  • Petite Afrique – Somi (OKeh/Sony Masterworks) Somi, the American vocalist, of Rwandan and Ugandan heritage, has gotten better with each successive release. I thought she had reached her peak with 2014’s impressive The Lagos Music Salon.  Petite Afrique, however, feels even more personal and is more captivating than the previous project. Named for the section of Harlem around 116th Street, which is home to a gorgeous mosaic of African immigrants, the music captures, the rhythms, the passion, the joy, the fears and the frustrations of that community, in some cases, simultaneously.  With top flight co-production by Keith Witty and the brilliant trumpeter Etienne Charles, this is an album that you’ll remember long after the final note.

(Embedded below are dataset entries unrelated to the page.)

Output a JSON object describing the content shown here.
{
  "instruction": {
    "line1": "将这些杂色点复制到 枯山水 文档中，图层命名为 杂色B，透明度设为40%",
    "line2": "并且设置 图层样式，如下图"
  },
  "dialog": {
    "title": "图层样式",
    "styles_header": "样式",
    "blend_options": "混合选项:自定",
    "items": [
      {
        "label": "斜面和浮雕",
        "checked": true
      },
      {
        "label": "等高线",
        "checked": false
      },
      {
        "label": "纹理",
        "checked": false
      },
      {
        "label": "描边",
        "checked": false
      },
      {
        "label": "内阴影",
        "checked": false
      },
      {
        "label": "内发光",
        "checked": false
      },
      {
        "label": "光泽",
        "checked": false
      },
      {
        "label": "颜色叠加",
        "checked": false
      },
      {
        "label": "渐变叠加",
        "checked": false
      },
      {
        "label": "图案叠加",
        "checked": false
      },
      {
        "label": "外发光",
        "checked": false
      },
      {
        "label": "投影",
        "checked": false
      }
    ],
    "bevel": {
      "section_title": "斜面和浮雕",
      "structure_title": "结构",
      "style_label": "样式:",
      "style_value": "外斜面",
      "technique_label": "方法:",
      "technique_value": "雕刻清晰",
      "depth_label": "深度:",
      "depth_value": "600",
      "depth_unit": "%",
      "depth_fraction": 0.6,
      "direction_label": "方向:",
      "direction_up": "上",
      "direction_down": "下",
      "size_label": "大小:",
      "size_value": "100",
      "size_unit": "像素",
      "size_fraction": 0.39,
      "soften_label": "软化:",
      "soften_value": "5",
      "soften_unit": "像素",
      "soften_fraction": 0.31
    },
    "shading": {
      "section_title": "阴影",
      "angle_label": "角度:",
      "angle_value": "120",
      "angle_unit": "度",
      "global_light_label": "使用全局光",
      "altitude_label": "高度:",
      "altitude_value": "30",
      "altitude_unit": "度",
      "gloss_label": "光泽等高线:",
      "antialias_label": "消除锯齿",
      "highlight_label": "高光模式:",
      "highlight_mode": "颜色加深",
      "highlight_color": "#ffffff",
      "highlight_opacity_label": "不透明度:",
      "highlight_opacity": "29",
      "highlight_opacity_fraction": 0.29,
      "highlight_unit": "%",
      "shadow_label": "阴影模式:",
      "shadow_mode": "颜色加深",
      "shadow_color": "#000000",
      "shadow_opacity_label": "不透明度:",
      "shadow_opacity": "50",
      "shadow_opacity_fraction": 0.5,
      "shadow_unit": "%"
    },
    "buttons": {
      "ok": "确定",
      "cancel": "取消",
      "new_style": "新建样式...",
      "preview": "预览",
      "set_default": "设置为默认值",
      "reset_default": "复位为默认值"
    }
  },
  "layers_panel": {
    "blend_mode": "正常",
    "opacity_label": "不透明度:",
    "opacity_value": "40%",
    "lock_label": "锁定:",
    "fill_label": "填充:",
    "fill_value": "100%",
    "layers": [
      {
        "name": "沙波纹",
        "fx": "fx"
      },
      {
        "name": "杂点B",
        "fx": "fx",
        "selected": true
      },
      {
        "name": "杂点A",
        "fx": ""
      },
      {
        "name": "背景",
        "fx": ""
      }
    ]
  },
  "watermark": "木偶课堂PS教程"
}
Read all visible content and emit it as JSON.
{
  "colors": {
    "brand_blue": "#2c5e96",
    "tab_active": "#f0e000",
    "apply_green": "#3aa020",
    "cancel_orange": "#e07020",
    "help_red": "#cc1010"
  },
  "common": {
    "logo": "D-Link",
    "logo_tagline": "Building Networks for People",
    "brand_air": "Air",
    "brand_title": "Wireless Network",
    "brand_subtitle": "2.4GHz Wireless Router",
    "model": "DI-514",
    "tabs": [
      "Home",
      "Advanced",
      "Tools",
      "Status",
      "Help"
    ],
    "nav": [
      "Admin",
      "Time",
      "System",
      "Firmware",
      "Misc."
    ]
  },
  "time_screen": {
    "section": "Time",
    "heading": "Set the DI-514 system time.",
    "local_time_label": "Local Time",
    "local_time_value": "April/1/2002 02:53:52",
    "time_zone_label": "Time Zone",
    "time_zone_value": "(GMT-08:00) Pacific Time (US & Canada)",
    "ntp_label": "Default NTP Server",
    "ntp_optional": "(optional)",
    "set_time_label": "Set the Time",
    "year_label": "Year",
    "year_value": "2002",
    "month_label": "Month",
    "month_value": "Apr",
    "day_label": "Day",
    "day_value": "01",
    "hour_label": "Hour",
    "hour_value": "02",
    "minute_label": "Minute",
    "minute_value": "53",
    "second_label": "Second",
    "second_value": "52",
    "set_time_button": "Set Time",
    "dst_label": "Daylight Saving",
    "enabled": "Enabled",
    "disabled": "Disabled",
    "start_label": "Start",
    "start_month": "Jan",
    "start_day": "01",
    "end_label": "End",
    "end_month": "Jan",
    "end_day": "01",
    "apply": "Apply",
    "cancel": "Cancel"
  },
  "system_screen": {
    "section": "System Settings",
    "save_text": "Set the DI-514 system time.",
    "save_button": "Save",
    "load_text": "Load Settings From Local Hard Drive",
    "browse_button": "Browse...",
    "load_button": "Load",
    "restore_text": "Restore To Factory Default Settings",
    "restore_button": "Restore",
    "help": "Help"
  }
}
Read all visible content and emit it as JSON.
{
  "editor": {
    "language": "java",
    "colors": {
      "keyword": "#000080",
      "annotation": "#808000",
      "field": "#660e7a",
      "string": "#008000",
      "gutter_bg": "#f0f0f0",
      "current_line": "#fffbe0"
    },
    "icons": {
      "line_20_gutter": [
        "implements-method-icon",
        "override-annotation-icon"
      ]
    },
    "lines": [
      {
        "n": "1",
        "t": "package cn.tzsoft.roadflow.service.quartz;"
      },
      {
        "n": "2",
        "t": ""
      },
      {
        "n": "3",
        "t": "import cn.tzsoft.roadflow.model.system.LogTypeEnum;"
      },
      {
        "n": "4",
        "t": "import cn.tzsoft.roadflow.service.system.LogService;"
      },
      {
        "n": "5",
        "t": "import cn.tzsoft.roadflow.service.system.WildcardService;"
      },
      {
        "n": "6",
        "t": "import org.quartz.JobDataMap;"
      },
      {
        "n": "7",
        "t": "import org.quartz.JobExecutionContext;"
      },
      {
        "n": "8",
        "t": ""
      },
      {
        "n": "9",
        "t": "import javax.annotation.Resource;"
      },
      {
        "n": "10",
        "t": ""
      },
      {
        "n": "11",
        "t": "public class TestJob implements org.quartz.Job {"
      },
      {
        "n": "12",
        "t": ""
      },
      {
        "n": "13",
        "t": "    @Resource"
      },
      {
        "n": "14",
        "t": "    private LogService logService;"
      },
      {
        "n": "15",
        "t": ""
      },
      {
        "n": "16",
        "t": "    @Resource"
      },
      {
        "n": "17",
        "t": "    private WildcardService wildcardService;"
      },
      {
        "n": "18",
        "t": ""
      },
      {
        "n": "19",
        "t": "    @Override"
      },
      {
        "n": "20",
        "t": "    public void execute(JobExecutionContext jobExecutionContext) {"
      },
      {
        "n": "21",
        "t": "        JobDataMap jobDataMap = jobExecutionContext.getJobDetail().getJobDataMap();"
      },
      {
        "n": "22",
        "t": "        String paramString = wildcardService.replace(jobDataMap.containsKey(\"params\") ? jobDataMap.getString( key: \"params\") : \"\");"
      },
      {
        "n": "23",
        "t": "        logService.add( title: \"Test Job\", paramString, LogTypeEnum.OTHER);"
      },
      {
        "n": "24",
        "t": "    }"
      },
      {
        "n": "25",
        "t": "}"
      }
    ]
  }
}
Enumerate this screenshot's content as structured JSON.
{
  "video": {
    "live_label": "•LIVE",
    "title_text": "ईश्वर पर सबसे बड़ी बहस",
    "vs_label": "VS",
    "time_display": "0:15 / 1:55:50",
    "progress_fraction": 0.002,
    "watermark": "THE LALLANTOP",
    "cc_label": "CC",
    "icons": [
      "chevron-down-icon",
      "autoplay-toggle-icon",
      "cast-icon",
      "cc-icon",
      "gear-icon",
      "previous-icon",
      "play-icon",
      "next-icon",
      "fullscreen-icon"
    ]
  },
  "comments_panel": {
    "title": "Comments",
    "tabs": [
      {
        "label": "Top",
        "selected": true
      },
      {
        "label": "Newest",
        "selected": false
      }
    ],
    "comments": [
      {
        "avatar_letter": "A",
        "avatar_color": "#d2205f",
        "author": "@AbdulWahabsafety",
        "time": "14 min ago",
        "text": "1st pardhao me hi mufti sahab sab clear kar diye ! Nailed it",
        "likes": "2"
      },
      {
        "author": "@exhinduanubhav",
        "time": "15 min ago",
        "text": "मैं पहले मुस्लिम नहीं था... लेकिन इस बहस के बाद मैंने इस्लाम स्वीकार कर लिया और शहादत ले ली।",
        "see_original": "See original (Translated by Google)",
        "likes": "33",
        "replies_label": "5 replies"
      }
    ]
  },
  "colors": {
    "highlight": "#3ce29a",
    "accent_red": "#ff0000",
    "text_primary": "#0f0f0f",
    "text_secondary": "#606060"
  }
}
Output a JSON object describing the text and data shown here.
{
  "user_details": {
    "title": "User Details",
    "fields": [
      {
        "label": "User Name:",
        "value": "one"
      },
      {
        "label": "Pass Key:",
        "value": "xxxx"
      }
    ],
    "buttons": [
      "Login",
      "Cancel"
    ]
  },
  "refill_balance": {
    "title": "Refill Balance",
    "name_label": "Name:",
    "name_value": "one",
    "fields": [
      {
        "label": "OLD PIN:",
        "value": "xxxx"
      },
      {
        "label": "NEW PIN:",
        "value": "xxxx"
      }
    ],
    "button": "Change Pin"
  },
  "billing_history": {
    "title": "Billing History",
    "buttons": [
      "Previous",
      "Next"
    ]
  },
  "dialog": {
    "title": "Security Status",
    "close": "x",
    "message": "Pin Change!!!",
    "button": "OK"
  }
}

  • A Social Call – Jazzmeia Horn (Prestige) I was first exposed to this amazing young vocalist when I decided, without previewing, to drop her version of Betty Carter’s “Tight”, into my radio show one night. The hair on my arms stood at attention, my mouth fell open and by the time she begins to trade fours with the saxophonist a third of the way in, I was an unabashed fan. I then listened to the rest of the album on the way home from the studio and by the time I got to my front door, I was on a jazz high. Ms. Horn brings us a little Betty, a little Sarah, a little Ella, a little gospel and a whole lot of herself on this stunning debut project. Jazzmeia won the right to record this project as a prize for winning the 2015 Monk Vocal Competition. I’ve taken issue with the Monk judges in the past but not this time. They got it 100% right.

  • What Time Is It? – Giacomo Gates (Savant) I was first introduced to Mr. Gates around 20 years ago, at one of the earliest incarnations of the Litchfield Jazz Festival. His set was ridiculously truncated, due to curfew rules and a previous artist running overtime. Giacomo expressed mild annoyance, which greatly displeased the festival organizers. But I dug what little I heard and vowed to keep up with this “regular guy”, baritone, with loads of charm, who exuded the cool soulfulness of Mark Murphy. Gates has released a number of very fine albums over the years and his latest is another in the series. It’s a nice mix of jazz standards, originals and a few surprises (such as “Silhouettes”, the ’50’s pop classic). Now in his sixties, Mr. Gates still doesn’t get the attention, even within our insular jazz world, that I think he deserves. If you haven’t heard him before, What Time Is It?, is a great place to start.

I haven’t heard everything released so far this year and I’m sure that there will be more to come over the next few months. I can’t wait to be back with more in December.

Up next – a closer look at my favorite instrumental albums, so far.

Until then, the jazz continues

Best Jazz Albums of 2017 (So Far)

Posted in Best Jazz Albums of 2017 with tags , , , , , , , , , , , , , , , , , , , on July 8, 2017 by curtjazz

farnell newtonI’ve been away from regular blogging for a minute. Through my show, I’ve gotten to hear a lot of first rate new projects during the first half of the year. So what better way to return to regular posts than to give recognition to the finest discs that I’ve heard so far this year. The list includes five vocal and ten instrumental albums (and one EP), listed in alphabetical order. The next two posts will be closer looks at the albums, including video clips.

Vocal Albums 

 

Instrumental Albums